|TOM C. MARTIN; LEMON; CCA, a Private Corporation; L. HARMON; R. EZELL; MAX WILEY; YASINSKI; CARTER; BATES; OWENS; CAVANUGH; and FERREEBEE,|
Plaintiff Maurice Billings, proceeding pro se, appeals the district court's denial of his civil rights action. Plaintiff is an inmate at the Great Plains Correctional Facility, a private prison in Oklahoma. He brought this action under 42 U.S.C. § 1983 alleging several violations of his constitutional rights, including due process violations, use of excessive force, denial of the right to practice religion, lack of exercise, and inadequate medical care. Defendants moved to dismiss the complaint, or, in the alternative, for summary judgment.
The magistrate judge reviewed each of Plaintiff's claims and recommended that the motion for summary judgment be granted in favor of Defendants. See R., Doc. 56 (Report and Recommendation filed Feb. 25, 1999). The district court liberally construed Plaintiff's objections to the magistrate judge's report and found that Plaintiff objected only to the due process, excessive force, and free exercise of religion claims.(1) Reviewing these claims de novo, the court held that Defendants were entitled to summary judgment, adopted the magistrate judge's report and recommendation, and entered judgment in favor of Defendants. See id. at Doc. 58 (Order filed Mar. 31, 1999).
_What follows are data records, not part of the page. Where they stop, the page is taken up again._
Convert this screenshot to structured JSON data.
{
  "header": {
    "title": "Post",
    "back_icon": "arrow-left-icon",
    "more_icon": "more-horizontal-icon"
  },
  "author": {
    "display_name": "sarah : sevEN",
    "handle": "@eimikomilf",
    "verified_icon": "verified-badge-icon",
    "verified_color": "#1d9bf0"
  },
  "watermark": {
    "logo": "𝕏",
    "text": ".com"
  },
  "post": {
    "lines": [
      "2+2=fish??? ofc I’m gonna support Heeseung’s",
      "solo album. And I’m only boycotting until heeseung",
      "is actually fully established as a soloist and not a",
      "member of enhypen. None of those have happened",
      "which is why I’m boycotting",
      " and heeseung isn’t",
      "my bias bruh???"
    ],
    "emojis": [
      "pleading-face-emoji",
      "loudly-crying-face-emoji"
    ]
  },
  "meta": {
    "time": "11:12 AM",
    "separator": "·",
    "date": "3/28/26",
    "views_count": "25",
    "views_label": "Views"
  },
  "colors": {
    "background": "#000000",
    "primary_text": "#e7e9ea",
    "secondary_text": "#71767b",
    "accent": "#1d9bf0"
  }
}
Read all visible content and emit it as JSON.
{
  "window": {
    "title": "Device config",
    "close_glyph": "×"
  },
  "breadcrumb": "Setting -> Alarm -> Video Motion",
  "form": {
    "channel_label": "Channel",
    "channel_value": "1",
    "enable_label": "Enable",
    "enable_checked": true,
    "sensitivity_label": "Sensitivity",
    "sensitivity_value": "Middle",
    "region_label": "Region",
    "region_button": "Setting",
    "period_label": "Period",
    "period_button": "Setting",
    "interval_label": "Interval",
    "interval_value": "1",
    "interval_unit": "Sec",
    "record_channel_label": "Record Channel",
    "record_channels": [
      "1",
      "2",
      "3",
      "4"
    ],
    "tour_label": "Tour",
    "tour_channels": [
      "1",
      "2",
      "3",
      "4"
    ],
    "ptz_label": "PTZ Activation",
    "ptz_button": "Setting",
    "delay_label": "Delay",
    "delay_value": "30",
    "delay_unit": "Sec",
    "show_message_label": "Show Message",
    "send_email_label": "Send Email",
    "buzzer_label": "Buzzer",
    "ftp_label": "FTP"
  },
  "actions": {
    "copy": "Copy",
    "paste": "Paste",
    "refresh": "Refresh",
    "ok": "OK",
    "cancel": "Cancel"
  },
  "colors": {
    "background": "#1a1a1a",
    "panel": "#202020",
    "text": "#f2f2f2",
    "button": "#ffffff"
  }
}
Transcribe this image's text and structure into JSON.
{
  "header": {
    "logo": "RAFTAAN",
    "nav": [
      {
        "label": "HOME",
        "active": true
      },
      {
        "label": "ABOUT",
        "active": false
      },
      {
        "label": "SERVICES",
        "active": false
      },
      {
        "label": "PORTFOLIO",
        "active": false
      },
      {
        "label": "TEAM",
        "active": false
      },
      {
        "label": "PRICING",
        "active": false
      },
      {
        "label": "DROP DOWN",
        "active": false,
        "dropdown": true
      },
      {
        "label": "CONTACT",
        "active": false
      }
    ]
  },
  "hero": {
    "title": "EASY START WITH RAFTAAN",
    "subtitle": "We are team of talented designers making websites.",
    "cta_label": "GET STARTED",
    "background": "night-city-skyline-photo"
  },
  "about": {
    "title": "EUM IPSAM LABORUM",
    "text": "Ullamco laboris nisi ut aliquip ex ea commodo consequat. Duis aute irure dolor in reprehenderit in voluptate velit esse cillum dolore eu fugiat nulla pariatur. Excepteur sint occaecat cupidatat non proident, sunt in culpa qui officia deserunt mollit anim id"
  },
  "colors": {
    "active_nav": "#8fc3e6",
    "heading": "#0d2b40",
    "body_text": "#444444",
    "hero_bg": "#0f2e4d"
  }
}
Plaintiff only appeals the district court's treatment of his excessive force claim, arguing that the district court erred in finding that his Eighth Amendment rights were not violated. He asserts that he was beaten and punished in an inhuman, illegal, and savage manner by untrained and unqualified private prison guards, and that the sole purpose of the use of force was to cause him severe pain and harm. See Appellant's Br. at 17-18. He argues that the prison personnel used excessive force and roughness by kneeing him in the groin and twisting his neck.
Having reviewed the briefs and the record in this case de novo, we affirm the district court's grant of summary judgment for substantially the same reasons stated in its Order filed March 31, 1999. While Plaintiff correctly states that the Eighth Amendment prohibits cruel and unusual punishment, his conclusory allegations do not create genuine issues of fact regarding the use of excessive force. An inmate may be restrained by the use of force so long as that force is applied in a good faith effort to maintain or restore discipline and not maliciously and sadistically for the very purpose of causing harm. See Whitley v. Albers, 475 U.S. 312, 319 (1986) ("The infliction of pain in the course of a prison security measure . . . does not amount to cruel and unusual punishment simply because it may appear in retrospect that the degree of force authorized or applied for security purposes was unreasonable, and hence unnecessary in the strict sense.").
The judgment of the district court is AFFIRMED.
Entered for the Court
Monroe G. McKay
*. This order and judgment is not binding precedent, except under the doctrines of law of the case, res judicata, and collateral estoppel. The court generally disfavors the citation of orders and judgments; nevertheless, an order and judgment may be cited under the terms and conditions of 10th Cir. R. 36.3.
1.The court correctly held that Defendant waived review of the other claims by not objecting to the magistrate judge's recommendations on those claims. See Vega v. Suthers, 195 F.3d 573, 579 (10th Cir. 1999) (citing United States v. One Parcel of Real Property, 73 F.3d 1057, 1059 (10th Cir. 1996)).